“A former Apple employee, who worked on Apple’s Touch ID, said the company had been working with optical sensors for in-screen fingerprint reading,” Stern writes. “The person said optical sensing can be more reliable than ultrasonic.”

Optical sensing might be more reliable, but MacRumors notes that it’s older and potentially less secure than ultrasonic sensing. While optical sensors create a 2D image of your finger using light, ultrasonic sensors (like those on the latest Samsung Galaxy devices) use sound waves to make a 3D map of your finger.

“The former employees stressed that whatever solution Apple went with, it would have to meet the security standards of its current Touch ID, which is still used on the iPhone SE, the iPad and MacBooks,” Stern adds.

Stern’s sources believe Apple is leaning in the direction of optical sensors, but reliable Apple analyst Ming-Chi Kuo has previously claimed that GIS would provide “large-area sensing ultrasonic” technology to Apple for future iPhone models. The chances of Touch ID making a comeback on the iPhone 13 continue to grow with each new report, but the form that the under-display fingerprint sensor takes might remain a mystery for a while longer.

Jacob started covering video games and technology in college as a hobby, but it quickly became clear to him that this was what he wanted to do for a living.

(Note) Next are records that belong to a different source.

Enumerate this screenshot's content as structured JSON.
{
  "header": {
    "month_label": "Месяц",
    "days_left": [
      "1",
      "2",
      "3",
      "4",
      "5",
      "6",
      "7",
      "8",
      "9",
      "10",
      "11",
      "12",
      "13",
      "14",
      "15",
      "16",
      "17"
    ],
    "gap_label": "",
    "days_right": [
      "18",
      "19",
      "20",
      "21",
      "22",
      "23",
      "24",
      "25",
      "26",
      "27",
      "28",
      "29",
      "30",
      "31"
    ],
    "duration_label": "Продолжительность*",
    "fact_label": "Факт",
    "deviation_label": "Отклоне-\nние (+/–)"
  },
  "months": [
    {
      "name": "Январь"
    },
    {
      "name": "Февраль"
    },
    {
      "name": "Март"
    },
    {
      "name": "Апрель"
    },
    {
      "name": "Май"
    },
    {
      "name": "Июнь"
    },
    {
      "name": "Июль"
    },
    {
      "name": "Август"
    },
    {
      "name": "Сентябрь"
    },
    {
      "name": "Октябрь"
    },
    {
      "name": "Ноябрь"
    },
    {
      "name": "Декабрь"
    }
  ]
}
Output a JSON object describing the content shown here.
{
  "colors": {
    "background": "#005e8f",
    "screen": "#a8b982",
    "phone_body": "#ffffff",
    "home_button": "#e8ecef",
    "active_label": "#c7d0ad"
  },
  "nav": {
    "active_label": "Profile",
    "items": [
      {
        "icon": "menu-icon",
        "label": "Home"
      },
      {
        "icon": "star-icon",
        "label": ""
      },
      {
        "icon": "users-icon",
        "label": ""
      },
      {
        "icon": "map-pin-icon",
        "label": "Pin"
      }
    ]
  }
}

He currently resides in New York writing for BGR. His previously published work can be found on TechHive, VentureBeat and Game Rant.